**Requirement:** If a line of the material contains "data", copy it.

**Supplied information:**
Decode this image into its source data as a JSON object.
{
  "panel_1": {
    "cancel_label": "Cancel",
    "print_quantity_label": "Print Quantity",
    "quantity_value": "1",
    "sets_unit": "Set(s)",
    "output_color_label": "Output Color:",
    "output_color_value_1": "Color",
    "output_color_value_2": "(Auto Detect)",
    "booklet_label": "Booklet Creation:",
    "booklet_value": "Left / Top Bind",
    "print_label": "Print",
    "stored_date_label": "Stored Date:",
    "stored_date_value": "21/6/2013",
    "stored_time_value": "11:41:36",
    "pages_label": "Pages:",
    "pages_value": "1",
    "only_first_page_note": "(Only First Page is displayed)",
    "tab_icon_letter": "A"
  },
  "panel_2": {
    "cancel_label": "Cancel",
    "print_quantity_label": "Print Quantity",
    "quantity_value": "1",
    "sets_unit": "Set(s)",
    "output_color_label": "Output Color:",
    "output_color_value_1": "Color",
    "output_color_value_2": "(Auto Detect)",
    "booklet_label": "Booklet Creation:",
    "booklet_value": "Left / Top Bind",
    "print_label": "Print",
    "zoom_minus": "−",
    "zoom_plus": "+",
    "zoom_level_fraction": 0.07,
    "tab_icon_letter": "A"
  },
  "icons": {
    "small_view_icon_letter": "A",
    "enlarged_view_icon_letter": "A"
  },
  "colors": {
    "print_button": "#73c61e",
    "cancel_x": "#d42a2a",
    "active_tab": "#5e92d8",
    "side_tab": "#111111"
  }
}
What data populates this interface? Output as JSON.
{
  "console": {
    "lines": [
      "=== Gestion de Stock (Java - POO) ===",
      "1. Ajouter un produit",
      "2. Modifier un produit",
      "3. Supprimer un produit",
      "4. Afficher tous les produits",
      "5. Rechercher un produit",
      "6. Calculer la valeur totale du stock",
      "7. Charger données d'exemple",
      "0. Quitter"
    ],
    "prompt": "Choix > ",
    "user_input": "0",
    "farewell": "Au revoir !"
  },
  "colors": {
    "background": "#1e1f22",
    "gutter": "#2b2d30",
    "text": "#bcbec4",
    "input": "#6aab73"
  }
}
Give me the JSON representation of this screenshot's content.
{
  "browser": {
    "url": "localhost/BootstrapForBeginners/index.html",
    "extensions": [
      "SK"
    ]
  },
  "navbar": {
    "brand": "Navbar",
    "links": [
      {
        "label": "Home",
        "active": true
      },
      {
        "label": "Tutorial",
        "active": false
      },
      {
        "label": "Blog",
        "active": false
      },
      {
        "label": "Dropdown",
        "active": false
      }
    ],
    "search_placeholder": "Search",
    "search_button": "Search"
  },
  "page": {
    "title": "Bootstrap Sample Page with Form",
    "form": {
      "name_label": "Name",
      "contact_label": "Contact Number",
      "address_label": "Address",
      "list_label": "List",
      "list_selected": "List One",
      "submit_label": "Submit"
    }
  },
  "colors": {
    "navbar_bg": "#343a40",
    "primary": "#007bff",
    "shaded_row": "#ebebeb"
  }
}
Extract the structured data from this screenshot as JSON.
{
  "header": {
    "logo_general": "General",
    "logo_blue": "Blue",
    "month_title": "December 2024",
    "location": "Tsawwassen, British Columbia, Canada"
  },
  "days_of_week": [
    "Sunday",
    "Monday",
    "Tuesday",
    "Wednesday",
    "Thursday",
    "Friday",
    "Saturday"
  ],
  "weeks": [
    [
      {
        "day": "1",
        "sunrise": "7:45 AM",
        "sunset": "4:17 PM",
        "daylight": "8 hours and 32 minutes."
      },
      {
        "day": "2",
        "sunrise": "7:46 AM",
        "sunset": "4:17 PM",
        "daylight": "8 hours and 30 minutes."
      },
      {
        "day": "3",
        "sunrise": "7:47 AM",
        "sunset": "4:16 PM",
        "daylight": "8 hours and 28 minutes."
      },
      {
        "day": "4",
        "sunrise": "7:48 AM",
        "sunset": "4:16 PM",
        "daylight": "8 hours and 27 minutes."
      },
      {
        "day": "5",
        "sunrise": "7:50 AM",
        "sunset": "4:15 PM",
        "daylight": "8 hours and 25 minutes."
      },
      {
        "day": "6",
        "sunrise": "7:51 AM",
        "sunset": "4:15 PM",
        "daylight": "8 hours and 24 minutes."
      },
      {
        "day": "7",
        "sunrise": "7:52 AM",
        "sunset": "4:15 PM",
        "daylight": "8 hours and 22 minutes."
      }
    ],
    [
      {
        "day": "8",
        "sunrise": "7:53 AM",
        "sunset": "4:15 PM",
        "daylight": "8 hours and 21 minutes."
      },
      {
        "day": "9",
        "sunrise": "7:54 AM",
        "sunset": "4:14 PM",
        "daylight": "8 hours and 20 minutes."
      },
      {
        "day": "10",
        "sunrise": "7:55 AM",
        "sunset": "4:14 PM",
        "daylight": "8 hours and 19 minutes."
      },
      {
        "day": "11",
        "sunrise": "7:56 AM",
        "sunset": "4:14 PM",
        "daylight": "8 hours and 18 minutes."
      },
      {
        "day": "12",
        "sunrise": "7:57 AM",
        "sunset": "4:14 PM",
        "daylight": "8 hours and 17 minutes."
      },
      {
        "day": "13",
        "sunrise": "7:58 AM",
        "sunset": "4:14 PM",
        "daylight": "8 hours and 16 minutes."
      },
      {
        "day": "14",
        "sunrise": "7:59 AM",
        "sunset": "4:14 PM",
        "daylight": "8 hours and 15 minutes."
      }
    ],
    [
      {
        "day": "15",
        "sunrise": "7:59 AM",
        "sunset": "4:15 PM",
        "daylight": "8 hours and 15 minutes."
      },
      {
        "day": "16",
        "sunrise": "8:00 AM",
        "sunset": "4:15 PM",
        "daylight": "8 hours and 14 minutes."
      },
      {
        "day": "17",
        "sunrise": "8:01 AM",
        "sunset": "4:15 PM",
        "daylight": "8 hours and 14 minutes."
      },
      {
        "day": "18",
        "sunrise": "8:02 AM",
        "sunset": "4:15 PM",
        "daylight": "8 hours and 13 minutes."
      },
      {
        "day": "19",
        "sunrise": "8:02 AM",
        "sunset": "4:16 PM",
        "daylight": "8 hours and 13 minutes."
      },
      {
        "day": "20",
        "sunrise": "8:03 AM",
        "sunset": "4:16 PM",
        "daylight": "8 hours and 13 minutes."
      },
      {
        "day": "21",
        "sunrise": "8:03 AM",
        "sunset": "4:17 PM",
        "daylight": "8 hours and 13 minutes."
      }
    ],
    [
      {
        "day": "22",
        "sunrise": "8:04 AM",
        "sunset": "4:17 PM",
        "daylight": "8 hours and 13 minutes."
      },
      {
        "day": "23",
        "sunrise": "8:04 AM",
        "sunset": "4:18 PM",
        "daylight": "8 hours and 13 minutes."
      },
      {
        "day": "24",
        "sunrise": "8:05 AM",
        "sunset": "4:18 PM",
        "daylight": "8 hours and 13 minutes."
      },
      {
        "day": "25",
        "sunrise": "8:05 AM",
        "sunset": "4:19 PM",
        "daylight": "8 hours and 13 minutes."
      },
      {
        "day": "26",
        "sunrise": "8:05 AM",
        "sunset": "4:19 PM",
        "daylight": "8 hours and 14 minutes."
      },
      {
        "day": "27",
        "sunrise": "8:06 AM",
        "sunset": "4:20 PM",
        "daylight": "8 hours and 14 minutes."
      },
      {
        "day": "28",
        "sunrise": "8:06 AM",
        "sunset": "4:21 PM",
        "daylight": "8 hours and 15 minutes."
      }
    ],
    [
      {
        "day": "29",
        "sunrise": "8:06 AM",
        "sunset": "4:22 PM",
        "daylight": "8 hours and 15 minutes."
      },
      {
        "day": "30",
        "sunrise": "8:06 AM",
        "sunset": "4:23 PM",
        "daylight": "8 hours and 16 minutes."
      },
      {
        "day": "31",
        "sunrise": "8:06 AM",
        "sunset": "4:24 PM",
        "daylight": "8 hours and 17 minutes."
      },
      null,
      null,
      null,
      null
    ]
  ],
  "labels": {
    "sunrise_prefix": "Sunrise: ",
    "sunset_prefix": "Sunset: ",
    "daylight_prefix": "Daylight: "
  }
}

**Result of the task:**
Decode this image into its source data as a JSON object.
What data populates this interface? Output as JSON.
Extract the structured data from this screenshot as JSON.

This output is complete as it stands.